For the times when you’re unsure about the quality of your food or are making an exception to your regular mindful eating, TrueCarbonCleanse™ - Gut Detoxifier is a supplement you can use to buffer the impact of toxins. This binder contains activated carbon, powerful humates (humic and fulvic acids), Cleanoptilite™️ (clinoptilolite - zeolite crystals), and other gut detoxifiers that can attach to and eliminate toxins.17
Valentine’s day might be a great opportunity to show a loved one some attention with chocolate or candy, but avoid poisoning them with mainstream confectionary goods filled with toxic ingredients like high fructose corn syrup, soy lecithin, carrageenan, and artificial colors and flavors. Stick to products with clean ingredients to show your love without a dose of toxicity!
- Liles, Honah, and Samantha Cassetty. “Why High-Fructose Corn Syrup Isn't Causing America's Obesity Epidemic and What's Really at Fault.” Insider, Insider, 26 May 2022, www.insider.com/guides/health/diet-nutrition/is-corn-syrup-bad-for-you.
- “What Makes High Fructose Corn Syrup so Bad?” Hartford Hospital | Hartford, CT, www.hartfordhospital.org/about-hh/news-center/news-detail?articleId=27851&publicid=461.
- Dufault, Renee et al. “Mercury from chlor-alkali plants: measured concentrations in food product sugar.” Environmental health : a global access science source vol. 8 2. 26 Jan. 2009, doi:10.1186/1476-069X-8-2
- Occupational Health Branch - California. www.cdph.ca.gov/Programs/CCDPHP/DEODC/OHB/Pages/OHB.aspx.
- Mounts, T.L. Chemical and physical effects of processing fats and oils. J Am Oil Chem Soc58, 51A–54A (1981). https://doi.org/10.1007/BF02666073
- Behr, Maximilian, et al. “Estrogens in the Daily Diet: In Vitro Analysis Indicates That Estrogenic Activity Is Omnipresent in Foodstuff and Infant Formula.” Food and Chemical Toxicology, vol. 49, no. 10, 2011, pp. 2681–2688., doi:10.1016/j.fct.2011.07.039.

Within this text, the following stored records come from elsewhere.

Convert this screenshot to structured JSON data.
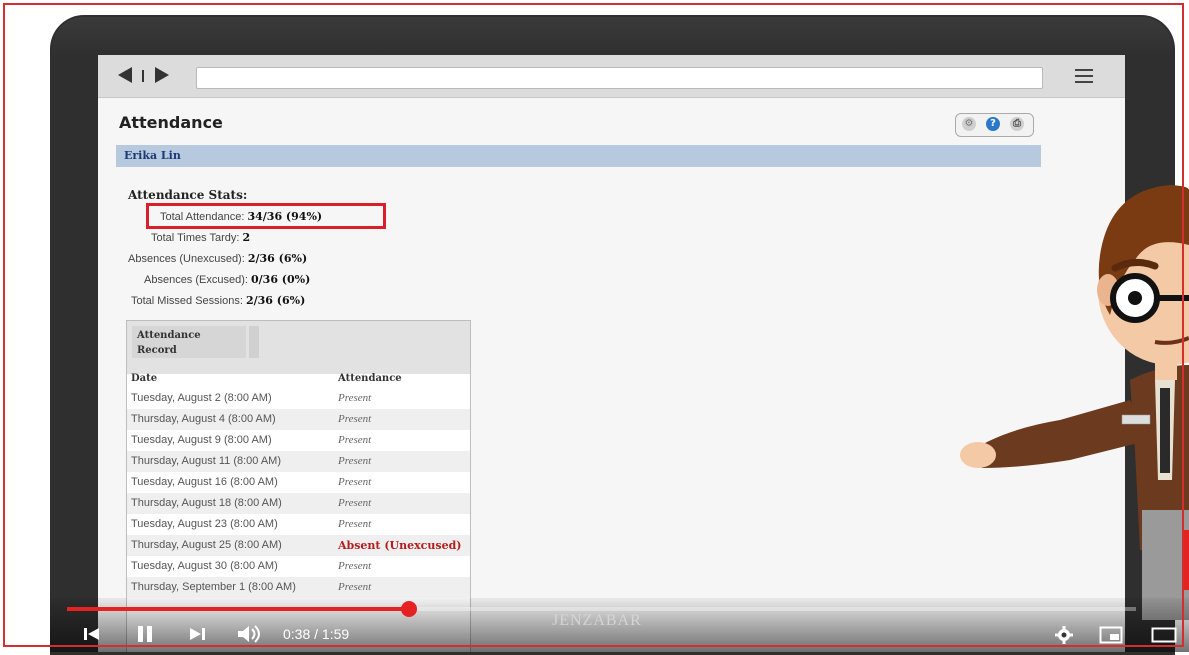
{
  "page": {
    "title": "Attendance",
    "student_name": "Erika Lin"
  },
  "toolbar": {
    "icons": [
      "gear-icon",
      "help-icon",
      "print-icon"
    ]
  },
  "stats": {
    "heading": "Attendance Stats:",
    "items": [
      {
        "label": "Total Attendance:",
        "value": "34/36 (94%)"
      },
      {
        "label": "Total Times Tardy:",
        "value": "2"
      },
      {
        "label": "Absences (Unexcused):",
        "value": "2/36 (6%)"
      },
      {
        "label": "Absences (Excused):",
        "value": "0/36 (0%)"
      },
      {
        "label": "Total Missed Sessions:",
        "value": "2/36 (6%)"
      }
    ]
  },
  "record": {
    "tab_label_line1": "Attendance",
    "tab_label_line2": "Record",
    "columns": [
      "Date",
      "Attendance"
    ],
    "rows": [
      {
        "date": "Tuesday, August 2 (8:00 AM)",
        "status": "Present"
      },
      {
        "date": "Thursday, August 4 (8:00 AM)",
        "status": "Present"
      },
      {
        "date": "Tuesday, August 9 (8:00 AM)",
        "status": "Present"
      },
      {
        "date": "Thursday, August 11 (8:00 AM)",
        "status": "Present"
      },
      {
        "date": "Tuesday, August 16 (8:00 AM)",
        "status": "Present"
      },
      {
        "date": "Thursday, August 18 (8:00 AM)",
        "status": "Present"
      },
      {
        "date": "Tuesday, August 23 (8:00 AM)",
        "status": "Present"
      },
      {
        "date": "Thursday, August 25 (8:00 AM)",
        "status": "Absent (Unexcused)"
      },
      {
        "date": "Tuesday, August 30 (8:00 AM)",
        "status": "Present"
      },
      {
        "date": "Thursday, September 1 (8:00 AM)",
        "status": "Present"
      }
    ]
  },
  "player": {
    "time_display": "0:38 / 1:59",
    "progress": 0.32,
    "watermark": "JENZABAR"
  },
  "colors": {
    "accent": "#e52222",
    "highlight_box": "#d9202a",
    "name_band": "#b7c9de",
    "absent_text": "#b71c1c"
  }
}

- “Ewg Skin Deep®: What Is Vanillin.” EWG, www.ewg.org/skindeep/ingredients/724800-VANILLIN/.
- Tobacman, J K. “Review of harmful gastrointestinal effects of carrageenan in animal experiments.” Environmental health perspectives vol. 109,10 (2001): 983-94. doi:10.1289/ehp.01109983
- Kobylewski, Sarah, and Michael F Jacobson. “Toxicology of food dyes.” International journal of occupational and environmental health vol. 18,3 (2012): 220-46. doi:10.1179/1077352512Z.00000000034
- Kirchner, Lauren. “Why Is Red Dye No. 3 Banned in Cosmetics but Still Allowed in Food?” Consumer Reports, www.consumerreports.org/health/food-additives/red-dye-3-banned-in-cosmetics-but-still-allowed-in-food-a3467381365/.
- Group, EWG - Environmental Working. “EWG's Food Scores Just Took the Work out of Grocery Shopping for Me!” EWG, www.ewg.org/foodscores/content/natural-vs-artificial-flavors/.
- Symons, P et al. “Symptom provocation in irritable bowel syndrome. Effects of differing doses of fructose-sorbitol.” Scandinavian journal of gastroenterology vol. 27,11 (1992): 940-4. doi:10.3109/00365529209000167
- “Roses Are Red, Candy Is Sweet, Avoid These Additives in Your Valentine's Day Treat.” Environmental Working Group, 10 Feb. 2023, www.ewg.org/news-insights/news/2023/02/roses-are-red-candy-sweet-avoid-these-additives-your-valentines-day.
- EFSA FAF Panel (EFSA Panel on Food Additives and Flavourings), 2021. Scientific Opinion on the safety assessment of titanium dioxide (E171) as a food additive. EFSA Journal 2021;19(5):6585, 130 pp. https://doi.org/10.2903/j.efsa.2021.6585
- Loria, K., & Bergmann, D. visualizations by A. (2022, December 15). Lead and cadmium could be in Your dark chocolate. Consumer Reports. Retrieved December 21, 2022, from https://www.consumerreports.org/health/food-safety/lead-and-cadmium-in-dark-chocolate-a8480295550/
- Mastinu, Andrea et al. “Zeolite Clinoptilolite: Therapeutic Virtues of an Ancient Mineral.” Molecules (Basel, Switzerland) vol. 24,8 1517. 17 Apr. 2019, doi:10.3390/molecules24081517
- “Activated Charcoal.” Activated Charcoal, www.poison.org/articles/activated-charcoal.